§ EXERCISE DETAILS
Give the entries again, word for word.

● ● ● ● ● ● ●

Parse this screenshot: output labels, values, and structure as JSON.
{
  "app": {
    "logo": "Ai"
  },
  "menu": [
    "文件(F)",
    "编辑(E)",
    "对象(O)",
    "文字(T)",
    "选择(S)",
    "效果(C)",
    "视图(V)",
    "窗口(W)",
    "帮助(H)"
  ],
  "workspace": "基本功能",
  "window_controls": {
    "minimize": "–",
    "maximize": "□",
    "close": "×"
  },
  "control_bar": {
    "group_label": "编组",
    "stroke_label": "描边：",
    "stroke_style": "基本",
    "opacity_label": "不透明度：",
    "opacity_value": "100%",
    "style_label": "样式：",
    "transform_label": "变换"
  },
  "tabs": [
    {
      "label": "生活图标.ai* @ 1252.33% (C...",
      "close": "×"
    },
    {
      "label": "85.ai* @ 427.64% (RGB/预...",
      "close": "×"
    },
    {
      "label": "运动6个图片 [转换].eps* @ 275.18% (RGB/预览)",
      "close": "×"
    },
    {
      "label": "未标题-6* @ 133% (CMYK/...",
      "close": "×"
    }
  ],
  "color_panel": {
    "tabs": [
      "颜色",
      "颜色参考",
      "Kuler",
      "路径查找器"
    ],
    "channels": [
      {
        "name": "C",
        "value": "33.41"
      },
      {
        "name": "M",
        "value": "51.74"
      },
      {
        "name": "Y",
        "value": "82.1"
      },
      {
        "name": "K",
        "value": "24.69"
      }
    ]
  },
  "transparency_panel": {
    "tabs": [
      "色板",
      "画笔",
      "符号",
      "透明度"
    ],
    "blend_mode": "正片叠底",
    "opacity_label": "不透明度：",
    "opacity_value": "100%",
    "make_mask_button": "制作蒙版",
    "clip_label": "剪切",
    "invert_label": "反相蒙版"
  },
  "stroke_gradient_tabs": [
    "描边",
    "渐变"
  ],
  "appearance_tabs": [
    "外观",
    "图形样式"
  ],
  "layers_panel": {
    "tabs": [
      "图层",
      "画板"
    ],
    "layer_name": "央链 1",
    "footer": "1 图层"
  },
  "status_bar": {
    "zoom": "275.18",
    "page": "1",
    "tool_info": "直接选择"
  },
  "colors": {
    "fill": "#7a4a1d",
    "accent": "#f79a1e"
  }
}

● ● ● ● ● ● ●

§ EXPECTED ANSWER
Parse this screenshot: output labels, values, and structure as JSON.
{
  "app": {
    "logo": "Ai"
  },
  "menu": [
    "文件(F)",
    "编辑(E)",
    "对象(O)",
    "文字(T)",
    "选择(S)",
    "效果(C)",
    "视图(V)",
    "窗口(W)",
    "帮助(H)"
  ],
  "workspace": "基本功能",
  "window_controls": {
    "minimize": "–",
    "maximize": "□",
    "close": "×"
  },
  "control_bar": {
    "group_label": "编组",
    "stroke_label": "描边：",
    "stroke_style": "基本",
    "opacity_label": "不透明度：",
    "opacity_value": "100%",
    "style_label": "样式：",
    "transform_label": "变换"
  },
  "tabs": [
    {
      "label": "生活图标.ai* @ 1252.33% (C...",
      "close": "×"
    },
    {
      "label": "85.ai* @ 427.64% (RGB/预...",
      "close": "×"
    },
    {
      "label": "运动6个图片 [转换].eps* @ 275.18% (RGB/预览)",
      "close": "×"
    },
    {
      "label": "未标题-6* @ 133% (CMYK/...",
      "close": "×"
    }
  ],
  "color_panel": {
    "tabs": [
      "颜色",
      "颜色参考",
      "Kuler",
      "路径查找器"
    ],
    "channels": [
      {
        "name": "C",
        "value": "33.41"
      },
      {
        "name": "M",
        "value": "51.74"
      },
      {
        "name": "Y",
        "value": "82.1"
      },
      {
        "name": "K",
        "value": "24.69"
      }
    ]
  },
  "transparency_panel": {
    "tabs": [
      "色板",
      "画笔",
      "符号",
      "透明度"
    ],
    "blend_mode": "正片叠底",
    "opacity_label": "不透明度：",
    "opacity_value": "100%",
    "make_mask_button": "制作蒙版",
    "clip_label": "剪切",
    "invert_label": "反相蒙版"
  },
  "stroke_gradient_tabs": [
    "描边",
    "渐变"
  ],
  "appearance_tabs": [
    "外观",
    "图形样式"
  ],
  "layers_panel": {
    "tabs": [
      "图层",
      "画板"
    ],
    "layer_name": "央链 1",
    "footer": "1 图层"
  },
  "status_bar": {
    "zoom": "275.18",
    "page": "1",
    "tool_info": "直接选择"
  },
  "colors": {
    "fill": "#7a4a1d",
    "accent": "#f79a1e"
  }
}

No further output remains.